A word-for-word restatement of every record is required.
Extracted entries Block Start
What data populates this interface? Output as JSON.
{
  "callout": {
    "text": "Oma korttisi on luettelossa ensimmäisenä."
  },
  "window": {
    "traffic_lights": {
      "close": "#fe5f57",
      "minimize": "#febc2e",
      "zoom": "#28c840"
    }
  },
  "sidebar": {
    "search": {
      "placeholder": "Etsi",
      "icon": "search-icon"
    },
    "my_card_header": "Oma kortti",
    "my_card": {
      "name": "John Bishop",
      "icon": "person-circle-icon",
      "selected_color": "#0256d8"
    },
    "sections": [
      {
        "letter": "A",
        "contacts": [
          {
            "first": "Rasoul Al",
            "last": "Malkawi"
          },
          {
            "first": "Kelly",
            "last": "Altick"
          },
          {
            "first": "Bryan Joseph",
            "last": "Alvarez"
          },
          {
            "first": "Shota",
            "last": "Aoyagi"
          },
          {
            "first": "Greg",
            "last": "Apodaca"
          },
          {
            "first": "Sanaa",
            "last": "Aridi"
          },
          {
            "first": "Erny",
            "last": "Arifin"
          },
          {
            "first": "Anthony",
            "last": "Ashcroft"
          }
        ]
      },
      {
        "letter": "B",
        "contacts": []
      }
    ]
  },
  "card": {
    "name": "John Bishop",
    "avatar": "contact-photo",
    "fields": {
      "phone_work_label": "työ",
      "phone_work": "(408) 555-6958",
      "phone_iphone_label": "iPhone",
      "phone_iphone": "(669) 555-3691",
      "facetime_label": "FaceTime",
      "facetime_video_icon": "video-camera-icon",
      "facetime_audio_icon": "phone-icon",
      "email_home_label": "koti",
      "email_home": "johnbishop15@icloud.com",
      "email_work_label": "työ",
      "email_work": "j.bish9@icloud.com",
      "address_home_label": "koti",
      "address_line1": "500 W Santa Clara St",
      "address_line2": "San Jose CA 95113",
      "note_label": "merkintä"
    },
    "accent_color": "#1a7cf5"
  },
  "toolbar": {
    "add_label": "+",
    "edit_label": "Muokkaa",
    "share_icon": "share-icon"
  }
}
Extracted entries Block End
Your solution:
What data populates this interface? Output as JSON.
{
  "callout": {
    "text": "Oma korttisi on luettelossa ensimmäisenä."
  },
  "window": {
    "traffic_lights": {
      "close": "#fe5f57",
      "minimize": "#febc2e",
      "zoom": "#28c840"
    }
  },
  "sidebar": {
    "search": {
      "placeholder": "Etsi",
      "icon": "search-icon"
    },
    "my_card_header": "Oma kortti",
    "my_card": {
      "name": "John Bishop",
      "icon": "person-circle-icon",
      "selected_color": "#0256d8"
    },
    "sections": [
      {
        "letter": "A",
        "contacts": [
          {
            "first": "Rasoul Al",
            "last": "Malkawi"
          },
          {
            "first": "Kelly",
            "last": "Altick"
          },
          {
            "first": "Bryan Joseph",
            "last": "Alvarez"
          },
          {
            "first": "Shota",
            "last": "Aoyagi"
          },
          {
            "first": "Greg",
            "last": "Apodaca"
          },
          {
            "first": "Sanaa",
            "last": "Aridi"
          },
          {
            "first": "Erny",
            "last": "Arifin"
          },
          {
            "first": "Anthony",
            "last": "Ashcroft"
          }
        ]
      },
      {
        "letter": "B",
        "contacts": []
      }
    ]
  },
  "card": {
    "name": "John Bishop",
    "avatar": "contact-photo",
    "fields": {
      "phone_work_label": "työ",
      "phone_work": "(408) 555-6958",
      "phone_iphone_label": "iPhone",
      "phone_iphone": "(669) 555-3691",
      "facetime_label": "FaceTime",
      "facetime_video_icon": "video-camera-icon",
      "facetime_audio_icon": "phone-icon",
      "email_home_label": "koti",
      "email_home": "johnbishop15@icloud.com",
      "email_work_label": "työ",
      "email_work": "j.bish9@icloud.com",
      "address_home_label": "koti",
      "address_line1": "500 W Santa Clara St",
      "address_line2": "San Jose CA 95113",
      "note_label": "merkintä"
    },
    "accent_color": "#1a7cf5"
  },
  "toolbar": {
    "add_label": "+",
    "edit_label": "Muokkaa",
    "share_icon": "share-icon"
  }
}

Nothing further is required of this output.